I’ve always loved reading Mark’s account of the Transfiguration (Mark 9:2-13) and in the midst of one of the most glorious supernatural encounters with the human Jesus to read one of the most silly natural encounters with the human Peter. There go Peter, James, and John up the mountain with Jesus. They see this guy they’d shared meals with now become radiantly white and full of glorious beauty right before their eyes. He is having a conversation with a couple of the great dead guys of the Bible – Elijah and Moses. And what happens next? Worship, fear, silence? No … Peter opens his mouth. “Rabbi, it is good that we are here. Let us make three tents, one for you and one for Moses and one for Elijah” (9:5). My sense of this? “This is so cool Jesus, thanks for bringing us with you so we could see you like this. It’s neat to see Moses and Elijah too. I’ve gotta do something to help here, how about we build you tents to rest in”. Really? Peter had just witnessed glory face to face and the best he can come up with is tents? Like men of such glory need to rest, like they’d rather retreat to isolation that enjoy the fellowship they were having, like they needed help from Peter if they did want tents to rest in. What was Peter thinking? Why did Peter say this? Well, Mark tells us – “For he did not know what to say, for they were terrified” (9:6).
I know by now that one of the marks of proud people who have helping gifts is that they feel the great need to speak more than they should (Yes, I’m referring to me). We (yes, now I’m including some of you too) think that people need our input, need our direction, need our truth-speaking … and in many cases they do. But all to often, rather than taking time to pray, reflect, and formulate Godly counsel, we just speak because (1) We genuinely believe it will help, and (2) It genuinely makes us feel like we helped. So here are a couple items to consider in our well-intentioned and often poorly-executed speaking:
Be Quicker to Listen
Yes I know, I didn’t come up with that. “Know this, my beloved brothers: let every person be quick to hear, slow to speak, slow to anger” (James 1:19). Do everything you can to make sure that when you speak you are speaking to the right thing. That requires listening, active listening. But did you know that active listening requires speaking? More to the point, active listening requires asking questions. When you ask questions you are forced to think about not only what is being said, but what isn’t being said. You have to consider who this person is, where they are coming from, and what it is that they most are needing. When you ask good questions you are forcing yourself to resist the urge to make assumptions, think you know what they are saying, and offer a quick remedy. Asking good questions does more than just get at information, it actually in-and-of-itself says, “I care!” You don’t see yourself as their savior, fixer, or teacher … you just see yourself as their friend.
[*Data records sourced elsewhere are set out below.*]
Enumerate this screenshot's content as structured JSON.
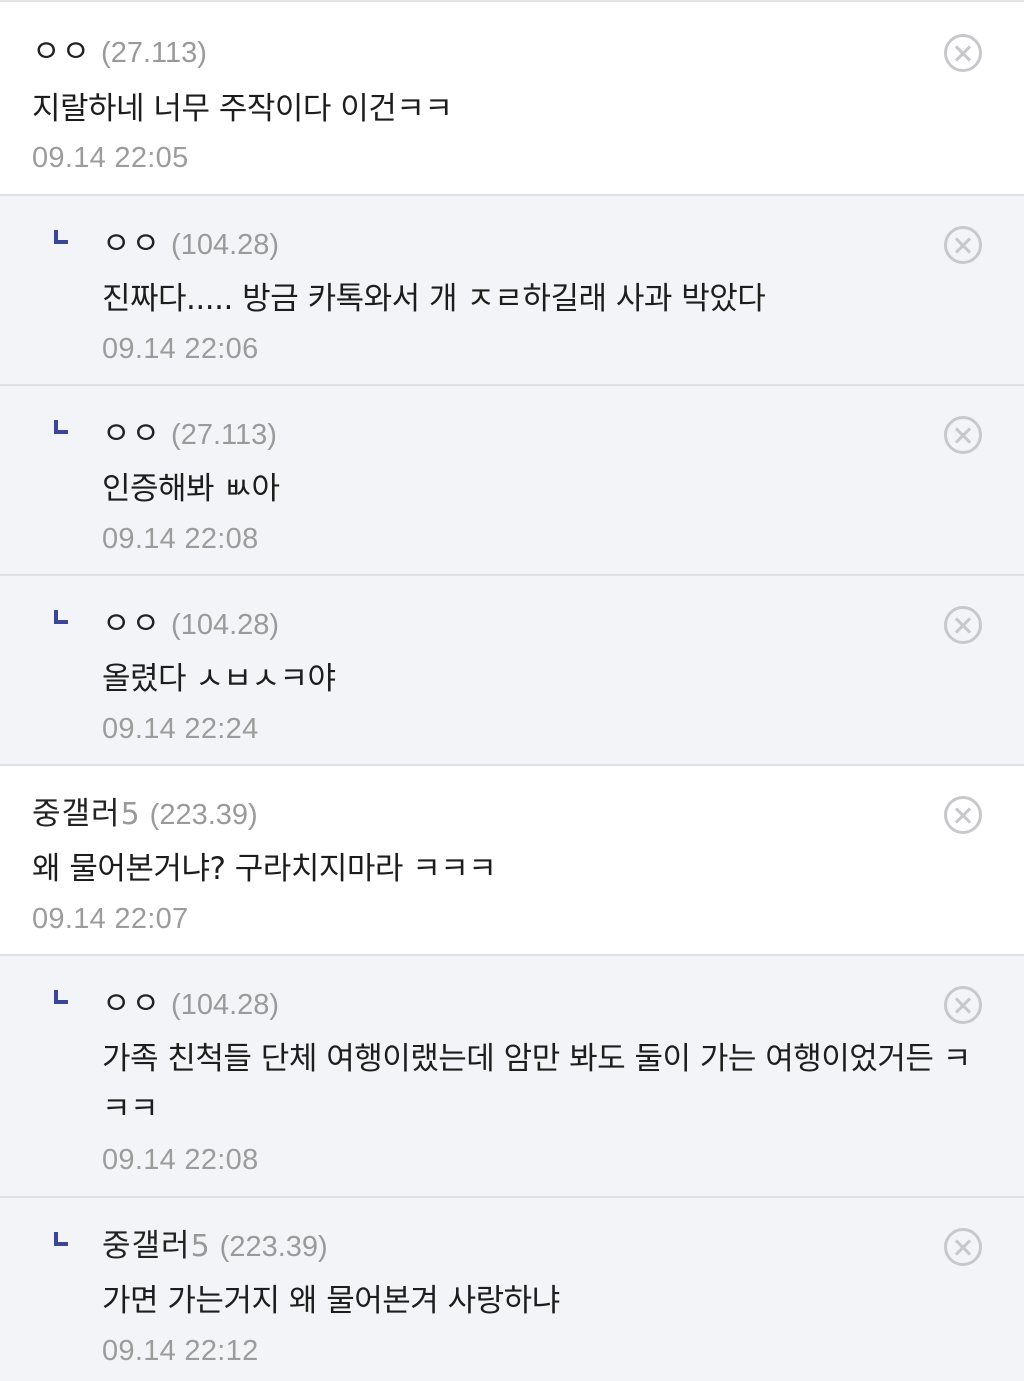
{
  "comments": [
    {
      "type": "root",
      "nick": "ㅇㅇ",
      "level": "",
      "ip": "(27.113)",
      "text": "지랄하네 너무 주작이다 이건ㅋㅋ",
      "date": "09.14 22:05"
    },
    {
      "type": "reply",
      "nick": "ㅇㅇ",
      "level": "",
      "ip": "(104.28)",
      "text": "진짜다..... 방금 카톡와서 개 ㅈㄹ하길래 사과 박았다",
      "date": "09.14 22:06"
    },
    {
      "type": "reply",
      "nick": "ㅇㅇ",
      "level": "",
      "ip": "(27.113)",
      "text": "인증해봐 ㅄ아",
      "date": "09.14 22:08"
    },
    {
      "type": "reply",
      "nick": "ㅇㅇ",
      "level": "",
      "ip": "(104.28)",
      "text": "올렸다 ㅅㅂㅅㅋ야",
      "date": "09.14 22:24"
    },
    {
      "type": "root",
      "nick": "중갤러",
      "level": "5",
      "ip": "(223.39)",
      "text": "왜 물어본거냐? 구라치지마라 ㅋㅋㅋ",
      "date": "09.14 22:07"
    },
    {
      "type": "reply",
      "nick": "ㅇㅇ",
      "level": "",
      "ip": "(104.28)",
      "text": "가족 친척들 단체 여행이랬는데 암만 봐도 둘이 가는 여행이었거든 ㅋㅋㅋ",
      "date": "09.14 22:08"
    },
    {
      "type": "reply",
      "nick": "중갤러",
      "level": "5",
      "ip": "(223.39)",
      "text": "가면 가는거지 왜 물어본겨 사랑하냐",
      "date": "09.14 22:12"
    }
  ]
}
Offer Observations not Answers
If Peter had taken in what was happening a bit longer, and even talked out loud about what he saw rather than offer a “to-do”, it might have helped him better understand the scenario he was in. Perhaps rather than providing an answer he would have observed that falling on his face was a better response that looking for tent pegs. We all process information differently. Some of us are auditory processors and we think through situations as we talk them out. Others of us need to write things out to see on paper pros and cons, possible solutions or fixes. And others of us just need time to soak it in, the processing comes slowly over a period of time. Whichever the case may be, processing the situation is needed prior to applying our “fix it skills” to those we are looking to be a help to. As we make observations, we are forced to reckon with our own presuppositions, our own experiences and story. It makes us reflect a little more on the silly things people have said to us that weren’t helpful in our need, and hopefully prevent us from repeating that mistake.
Think Long-Term over Quick-Fix
If we enter into conversations with the goal being that we want to actually walk with this person and not just quickly move them on their way, we will not feel as urgent about the right information getting passed on. We will be quicker to identify with the suffering they are facing. We will be more sympathetic to the complexity of the circumstances they are involved in. We will be prayerful about the help coming from the Spirit of God. Rarely does solid, Biblical, helpful counsel come out in a one-time, thirty-minute conversation. Truth can be spoken and obedience commended, but they, like us, are people in process … and process takes time. So think about how to ask questions and make observations today so that you get to do it with them again tomorrow.